1. Fear Of Having Nothing To Say
As a small business owner, you know a lot more than you may realize. And although running out of material is number one reason cited by small business owners for not launching an E-Newsletter in first place, I have never come across anyone who knew enough about a particular industry or topic to start a business in it, who didn't also have a nearly endless supply of content to choose from.
Remember, your clients and others who have an interest in your area of specialty, don't work in it every day way you do. The things that are second nature to you, whether it's how to purchase life insurance if you're a broker; how to write a press release if you're a marketing consultant; or how to troubleshoot a light switch if you're an electrician; are all news to those of us on outside of your industry.
The people who are going to read your newsletter have questions. You on other hand, have answers, opinions, experience, and perspective. When it comes to your industry, you understand what matters and what doesn't, and how all pieces fit together. These brief, useful nuggets are things you write about.
2. Fear Of Technology
An E-Newsletter has a lot of moving parts. There are mailing lists to manage; links to set up; images to lay out; responses to track; and dozens of other small pieces to coordinate and fine tune, all in course of writing and publishing a newsletter month after month. Managing this process efficiently requires a fair amount of technology churning away in background. That's bad news.

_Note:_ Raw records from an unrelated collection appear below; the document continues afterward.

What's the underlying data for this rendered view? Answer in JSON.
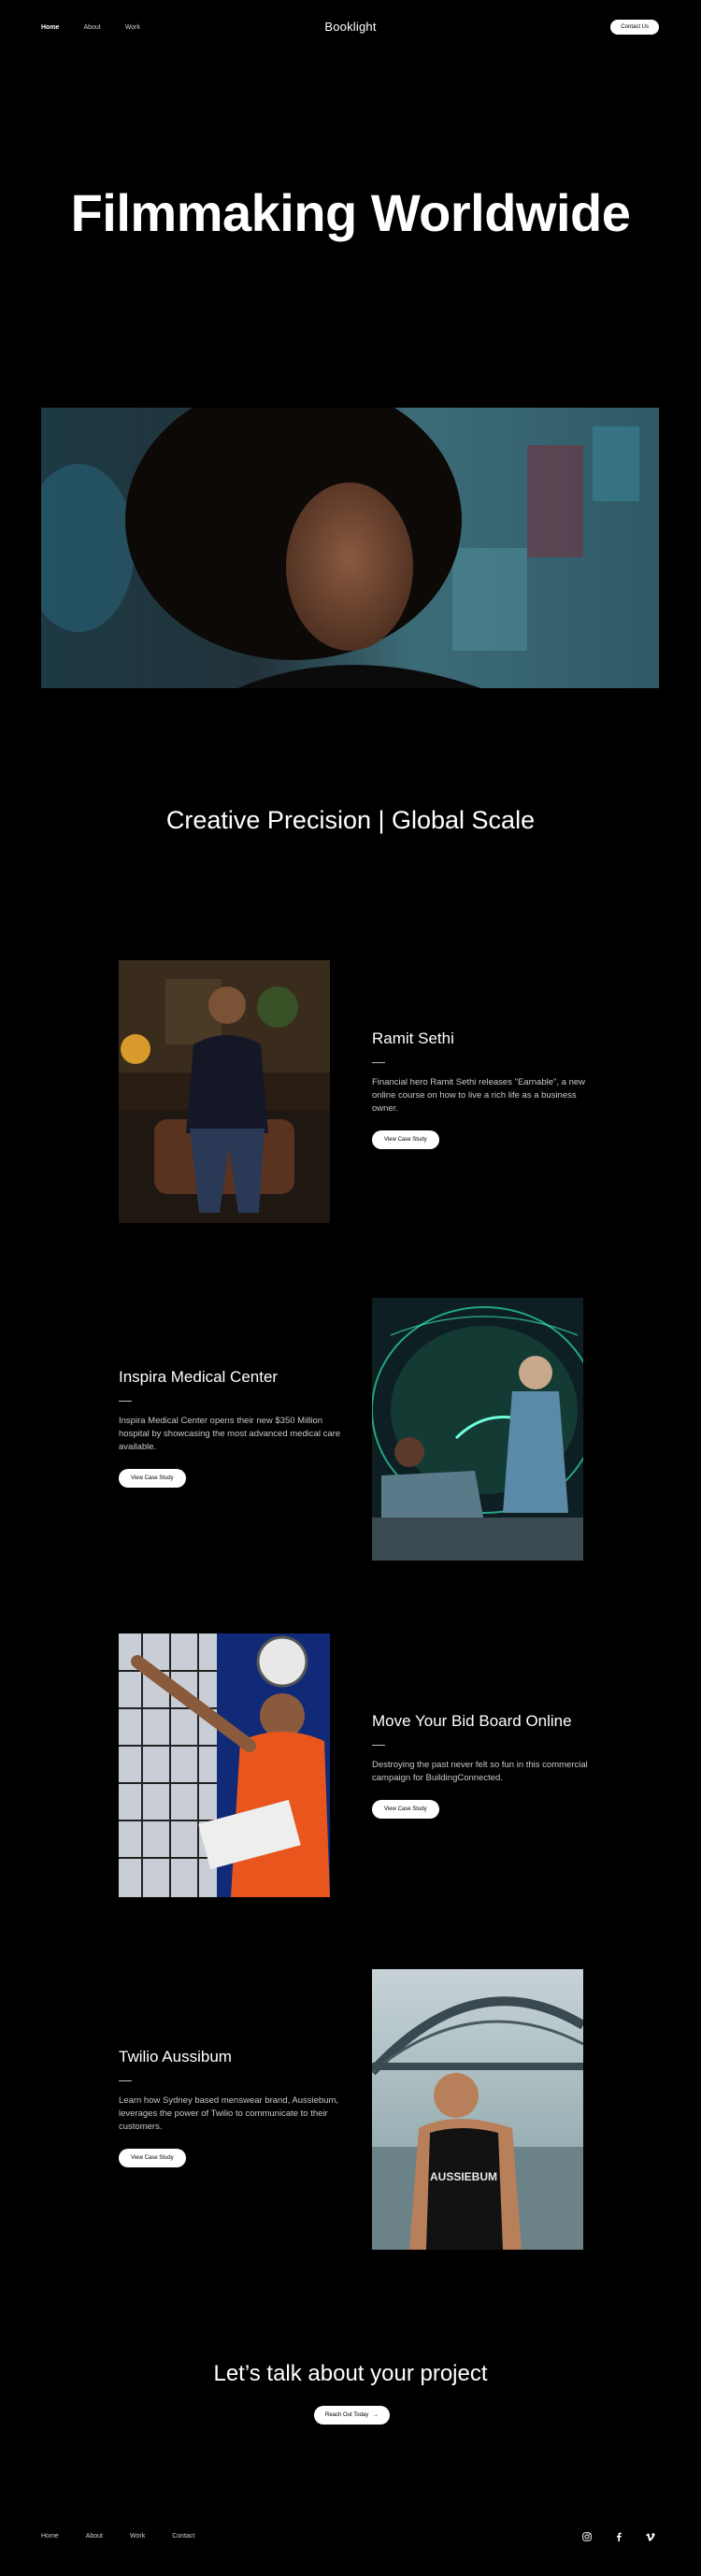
{
  "header": {
    "nav": [
      "Home",
      "About",
      "Work"
    ],
    "logo": "Booklight",
    "contact_label": "Contact Us"
  },
  "hero": {
    "title": "Filmmaking Worldwide",
    "tagline": "Creative Precision | Global Scale"
  },
  "cases": [
    {
      "title": "Ramit Sethi",
      "description": "Financial hero Ramit Sethi releases \"Earnable\", a new online course on how to live a rich life as a business owner.",
      "button": "View Case Study"
    },
    {
      "title": "Inspira Medical Center",
      "description": "Inspira Medical Center opens their new $350 Million hospital by showcasing the most advanced medical care available.",
      "button": "View Case Study"
    },
    {
      "title": "Move Your Bid Board Online",
      "description": "Destroying the past never felt so fun in this commercial campaign for BuildingConnected.",
      "button": "View Case Study"
    },
    {
      "title": "Twilio Aussibum",
      "description": "Learn how Sydney based menswear brand, Aussiebum, leverages the power of Twilio to communicate to their customers.",
      "button": "View Case Study",
      "shirt_text": "AUSSIEBUM"
    }
  ],
  "cta": {
    "title": "Let’s talk about your project",
    "button": "Reach Out Today",
    "button_icon": "→"
  },
  "footer": {
    "nav": [
      "Home",
      "About",
      "Work",
      "Contact"
    ],
    "socials": [
      "instagram-icon",
      "facebook-icon",
      "vimeo-icon"
    ]
  }
}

The good news is that email marketing has finally evolved to point where there are dozens of vendors out there who, for a very small fee, will take care of most of this for you (go to Google and search on “email marketing vendors” for a look at what's out there). So while it's true that you will have to go down a learning curve before you can switch your newsletter publishing into autopilot, you no longer need technical skill to get there.
Managing logistics of a monthly newsletter can be tedious at times, no question. But if you've ever successfully assembled a gas grill, you're more than technically qualified to publish an E-Newsletter.
3. Fear Of Publishing On A Regular Basis
Although you may be sold on value of a regularly published E-Newsletter, you may still be worried that once let out of its cage, this beast won't ever leave you alone. The truth is, you're right to be concerned. If I had to point to one factor that plays most significant role in failure of company E-Newsletters, it's that people behind them stop publishing.
Like starting an exercise program, we all go great guns out of gate: telling everybody we know, celebrating every issue. But (also like exercise), by month four or five thrill is gone, and many people start to wonder how to quietly put thing out of its misery.
I'm happy to say that I've discovered two solutions to this potential problem.
First, publish monthly. Although it may seem that dropping back to a less frequent schedule will reduce burden, in practice opposite is true. The less often you publish, bigger a deal it is, and more it seems to hang over your head. A monthly schedule however, means that next issue is never more than 30 days away, and you will find yourself less concerned with achieving perfection each time.
Second, create a publishing schedule and stick to it. First Tuesday of month, third Friday, whatever. The important thing is that you bake it into your monthly work schedule. An E-Newsletter will never be today's top priority, and unless you explicitly determine when it will come out, you're more likely than not to keep pushing it to back burner.
4. Fear Of Writing
I hear it every day from small business owners I work with: "I can't put out an E-Newsletter, I'm a lousy writer." Well, you'll be happy to learn that writing an E-Newsletter - like email in general - is a lot more like talking than writing.